The global pandemic of Covid-19 is putting unprecedented pressure on our economy and on our finances. The CARES Act, passed by the Government at the end of March, has gone some way to addressing some of these issues but to most, the CARES Act is about stimulus checks and crisis loans for businesses.
But it’s much more than that – for example, it allows for changes to our retirement accounts and students loans. Let’s unpick how the CARES Act affects your finances.
The CARES Act and Retirement Accounts
There’s loads of changes here, including extended loans, early withdrawal arrangements and RMDs.
Firstly, if you, a spouse or a dependent have had Covid-19 or been financially impacted by it (through loss of work or collapse of a business), then you can take out up to $100,000 of your retirement savings. You won’t have to pay a penalty for early withdrawal or pay the mandatory withholding that this normally incurs.
Under the CARES Act, you’ll now report this income over the next three years, which softens the tax blow a bit. Plus if you’re able to, you can replace the distribution back into the account over the same 3-year period.
You can also take a loan of up to $100,000 from a 401k retirement plan, if there’s enough in there. You won’t have to pay this back – or any previous loan taken from a retirement plan – for up to a year.
Now, just because you can withdraw funds or take a loan from your 401k doesn’t necessarily mean you should. Weigh up the pros and cons here – our advice remains to leave it where it is, unless you have no alternative.
Now for RMDs – required minimum distributions. 2020 RMDs are waived, and no tax will be due on the money if it stays in the account. If you’d taken your 2020 RMD within the 60-day period before the CARES Act was passed, you may be able to return it, especially if you, a spouse or a partner had or were impacted by Covid-19.
The CARES Act and Charitable Donations
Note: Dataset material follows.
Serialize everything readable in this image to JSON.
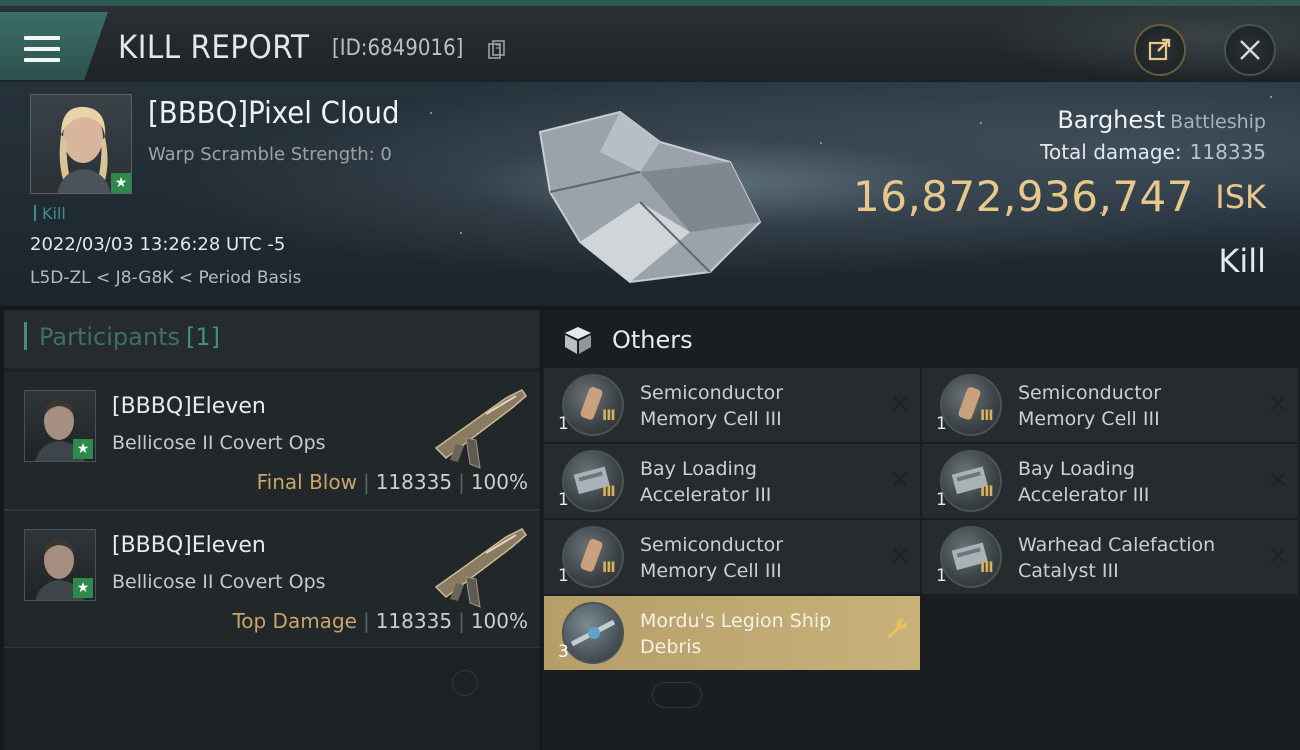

The CARES Act has made some changes to charitable donations as well. It now allows for non-itemized charitable deductions of up to $300 – but the donations have to be made to charities that fulfil certain criteria. Only donations of more than $300 will need to be itemized when you next file a tax return.
They’ve changed the limits on charitable donations too. Previously, individuals could only donate – and itemize – up to 60% of their AGI, but for 2020, that limit is completely lifted, meaning 100% of their AGI could be itemized as a charitable deduction. Corporations were previously bound by a 10% limit on charitable contributions, and that has now been increased to 25% of their taxable income.
The CARES Act and Mortgages or Rent
The CARES Act has elements in place to protect both people who pay rent or those with mortgages. If you are struggling to pay your mortgage, you’re now able to request a pause on making payments for up to 180 days. You won’t incur any charges or any extra interest over this period. You must contact your mortgage provider to ask for this to happen.
In addition, the CARES Act stops lenders from instigating a foreclosure against you or completing one if it’s already started, during the 60-day period following March 18, 2020. This may be extended, but we’ll need to pay close attention to any announcements.
For people living in rented properties, the CARES Act stops landlords from starting eviction proceedings until July 25, 2020. It doesn’t, however, mean that you can stop paying your rent. Anything you owe will still be due – it’s just that legal proceedings can’t be started.
The CARES Act and Student Loans
The CARES Act granted a suspension of payment of student loans. You may pause any payments until September 30, 2020 and no interest will be incurred during this period.
Additionally, your employer can now pay up to $5,250 of your student loan, tax free, before the end of 2020. This won’t count towards your wages or your taxable income.
The CARES Act and Small Businesses
Businesses are still able to apply for the Paycheck Protection Program (PPP) – a loan that’s fully forgivable if certain conditions are met – and the Economic Injury Disaster Loan (EIDL), which has an advance element which acts more like a grant. However, currently only agricultural businesses are able to apply for the EIDL.
The Small Business Administration (SBA) is accepting applications for Express Bridge Loans which give out loans of up to $25,000 with a maximum loan term of seven years. The business must have already been in operation on March 13, 2020 and fulfil the criteria of a small business.
Debt relief is also being provided by the SBA – principal, interest and fees of current loans will be paid and any SBA disaster loan payments are being automatically deferred until the end of 2020. Interest will still accrue, but you won’t have to make any payments.
What to Do Now
With the end of the pandemic not yet in sight and talks underway to initiate a second round of stimulus checks, some of the other allowances made in the CARES Act may be subject to change or to a renewal. It’s important to keep up to date to see how any changes might affect you, and to make sure you’re taking advantage of everything you can to help you and your finances get through this crisis and come out as healthy as possible on the other side.
If you need any help understanding how the CARES Act affects your finances, just give us a call. Together we can work out how to integrate the CARES Act into your financial plan.